The proposed route of the Keystone XL’s oil pipeline has been changed – but not by much.
No energy project has been more controversial this year than the fate of this cross-border, 1,600 mile pipeline. In January, after months of protest from environmental groups who claimed that the pipeline threatened water supplies and would mean “game over” for the global climate and after Congress passed a payroll tax cut extension that required the President to make a decision on the pipeline within 60 days, President Obama denied a permit to the pipeline’s company, TransCanada. This prompted a firestorm by Keystone’s advocates, including many members of Congress, who say that the pipeline is needed to create jobs and support North American energy security.

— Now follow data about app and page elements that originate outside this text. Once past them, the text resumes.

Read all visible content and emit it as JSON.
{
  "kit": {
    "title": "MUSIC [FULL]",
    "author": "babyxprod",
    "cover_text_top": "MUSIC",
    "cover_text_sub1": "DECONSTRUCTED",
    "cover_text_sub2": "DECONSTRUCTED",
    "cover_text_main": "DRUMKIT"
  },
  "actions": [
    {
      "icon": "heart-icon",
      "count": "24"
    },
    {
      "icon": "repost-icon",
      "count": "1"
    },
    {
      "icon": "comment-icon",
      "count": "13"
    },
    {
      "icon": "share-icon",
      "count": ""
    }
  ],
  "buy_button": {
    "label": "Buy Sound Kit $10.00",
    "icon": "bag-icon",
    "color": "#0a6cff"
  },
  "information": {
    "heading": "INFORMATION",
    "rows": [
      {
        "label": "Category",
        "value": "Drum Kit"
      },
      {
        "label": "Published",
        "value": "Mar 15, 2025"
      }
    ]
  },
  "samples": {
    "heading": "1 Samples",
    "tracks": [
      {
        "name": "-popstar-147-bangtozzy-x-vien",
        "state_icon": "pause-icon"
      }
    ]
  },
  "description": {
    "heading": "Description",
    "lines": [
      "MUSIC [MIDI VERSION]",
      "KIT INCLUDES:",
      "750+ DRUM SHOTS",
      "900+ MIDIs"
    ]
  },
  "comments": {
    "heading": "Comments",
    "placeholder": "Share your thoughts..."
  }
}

Many of those who oppose the pipeline’s construction pointed to the pipeline’s route as one of the main issues. If built, the pipeline would begin in Alberta, Canada, where oil from “tar sands” is currently extracted, and cross Midwestern and southern U.S. states to the Gulf of Mexico. This route falls directly above the Ogallalla Aquifer, one the largest freshwater aquifers in the world and an essential water source for millions of Americans living and working in the Midwest. This route also crosses the Nebraskan Sandhills, a particularly sensitive ecological area where groundwater lies extremely close to the surface. Facing opposition from Nebraskan residents and lawmakers, TransCanada has proposed a new plan: The new route, submitted last week by TransCanada to the Nebraska Department of Environmental Quality, runs east and avoids the Sandhills region. However, this route does not dodge the sensitive Ogallala Aquifer, which underlies most of Nebraska, and thus many argue it still poses an unacceptable threat to our country’s water supply.
Last week, the Commission on Social Action of Reform Judaism, a joint instrumentality of the Union for Reform Judaism, its affiliates and the Central Conference of American Rabbis, discussed the Keystone XL pipeline during its biannual meeting. After exploring the issue’s implications for North American energy policy and hearing from University of Michigan-Dearborn Lecturer Barry Wauldon, the CSA adopted a resolution noting the significant environmental concerns at play in the pipeline’s construction and use.
Before moving forward, we need to be clear on the best ways to meet our energy needs and the threat posed by the Keystone XL pipeline to our water supplies and the countless ecosystems and human communities that rely on the Ogallala Aquifer – even if the Sandhills are avoided. As new federal environmental impact studies occur, the Obama Administration must consider how and if its climate and strategic goals fall in line with the construction of this pipeline.
Image courtesy of Los Angeles Times.